Cook and stir onion in a 3 quart sacepan over low heat until tender.  Stir in finely chopped lettuce.  Cover and cook over low heat until lettuc wilts, about 5 minutes.  Stir in flour, salt and pepper (optional); cook and stir 1 minute.  Add chicken stock, heat to boiling, stirring constantly.  Boil and stir 1 minute.

Remove from heat and whisk in milk, return to stove and heat to just boiling.  Remove from heat and it’s ready.

If you need to strain this one, you could, but if you cook those onions and lettuce to be really soft, you may not need to.

 

 

 

Egg Drop Soup for Liquid Diet

Home made egg drop soup:  (Tan Hua T’ang)

3 cups of chicken stock broth.

1/2 teaspoon salt (use Real salt or something that is 100% salt – check the label)

3 tablespoons cold water

1 tablespoon tapioca flour (cassava)* or cornstarch

2 eggs slightly beaten (farm fresh from pastured hens is best)

Heat broth and salt to boiling.  Mix cold water and tapioca flour; stir gradually into broth.  Boil and stir 1 minutes.  Slowly pour eggs into broth stirring constantly with fork, to form shreds of egg.  Remove from heat; stir slowly once or twice.

You can also make this without thickening it with the tapioca flour or cornstarch if it needs to be absolutely thin liquid.

For best medicine, you need to find a local farmer from whom you can purchase healthy pasture raised spent hens or broilers.  You may have to butcher them yourself.  Cook them down bones and all, pull off the meat bits, then throw the bones and cartilage back into the water and simmer another hour or so.  The goal is to get as much of the chondroitan out of the cartilage and minerals out of the bones and into your broth.  Once done, strain out the bones and let the broth cool.  Chicken fat is quite soft, so if you want to skim it off, you’ll eventually have to put it in the frig or other cool spot so that it will harden on the top of the broth so that you can remove it with a slotted spoon.

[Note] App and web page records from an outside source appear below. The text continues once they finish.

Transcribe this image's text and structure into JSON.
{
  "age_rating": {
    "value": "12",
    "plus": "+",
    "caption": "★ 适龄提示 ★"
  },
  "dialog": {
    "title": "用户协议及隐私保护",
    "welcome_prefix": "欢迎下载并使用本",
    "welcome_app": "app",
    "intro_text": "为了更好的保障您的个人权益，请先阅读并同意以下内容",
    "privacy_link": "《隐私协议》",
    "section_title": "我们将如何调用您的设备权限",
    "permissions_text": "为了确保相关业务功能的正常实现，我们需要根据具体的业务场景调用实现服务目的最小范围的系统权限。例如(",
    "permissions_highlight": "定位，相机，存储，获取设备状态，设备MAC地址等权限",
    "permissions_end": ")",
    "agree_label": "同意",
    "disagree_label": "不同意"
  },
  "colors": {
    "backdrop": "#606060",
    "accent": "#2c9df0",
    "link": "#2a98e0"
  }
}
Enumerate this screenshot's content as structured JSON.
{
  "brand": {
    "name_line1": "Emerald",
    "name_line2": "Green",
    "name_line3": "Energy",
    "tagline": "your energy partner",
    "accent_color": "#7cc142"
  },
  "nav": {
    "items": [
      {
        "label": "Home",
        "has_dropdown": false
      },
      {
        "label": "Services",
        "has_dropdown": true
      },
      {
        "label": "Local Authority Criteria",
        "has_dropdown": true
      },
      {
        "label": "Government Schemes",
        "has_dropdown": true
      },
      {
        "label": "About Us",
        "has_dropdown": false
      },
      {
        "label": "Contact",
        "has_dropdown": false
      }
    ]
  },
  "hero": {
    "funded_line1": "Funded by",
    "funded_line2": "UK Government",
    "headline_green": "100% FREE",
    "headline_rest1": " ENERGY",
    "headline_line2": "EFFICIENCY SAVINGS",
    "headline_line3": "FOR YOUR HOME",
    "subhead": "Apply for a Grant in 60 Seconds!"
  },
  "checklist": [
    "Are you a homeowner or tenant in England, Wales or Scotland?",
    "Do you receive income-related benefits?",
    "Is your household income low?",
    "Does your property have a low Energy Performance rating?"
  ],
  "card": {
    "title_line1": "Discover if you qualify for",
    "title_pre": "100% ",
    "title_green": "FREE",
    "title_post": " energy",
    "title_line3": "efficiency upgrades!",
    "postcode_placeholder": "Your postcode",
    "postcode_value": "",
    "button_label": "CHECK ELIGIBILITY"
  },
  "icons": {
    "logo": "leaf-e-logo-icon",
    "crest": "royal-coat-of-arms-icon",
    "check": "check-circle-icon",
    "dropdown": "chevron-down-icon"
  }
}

Buying chicken broth in the store is NOT the same product as what you are making here.

As always, find certified organic or organically raised ingredients.

This was a big hit with my father-in-law who is recovering from hernia surgery, is very weak, and really doesn’t have an appetite.

However, it’s quite good even if you aren’t sick or in recovery.

Cheers

tauna

*my friend Francoirse raises cassava in DRC!

Find a local producer near you using a handy website search, here are a few:

Localdirt.com

Eatwild.com

Localharvest.org

 

Warm Banana Milk Drink

A friend from Manitoba, Canada posted a link on facebook to a recipe that gave me the idea of combining two of my father-in-law’s favourite foods; bananas and milk, and so i tried.  He LOVED it!

2 cups of milk

1 banana (unmashed)

1/2 teaspoon cinnamon powder

Bring the milk and banana to just past warm – don’t really want it to boil or it gets a funny sour taste.  Some don’t mind that though. Put a lid on the pot and let it heat through and simmer 10-15 minutes.  Remove the banana or pour through a sieve or cheesecloth into heat proof jar like a canning jar.  Add the cinnamon powder, but don’t shake a jar with hot liquid, it’ll spew out from under the cap.  Stir the cinnamon in when you are ready to enjoy.

Remember, i use canning jars with screw on one-piece lids to make the transport of broth, soups, and drinks easier.

This is another of the liquid diet recipes for helping my father-in-law heal from surgery, so use all organic ingredients (even if the banana comes from Colombia) including raw milk from your neighbour’s grassfed dairy.

Enjoy!

tauna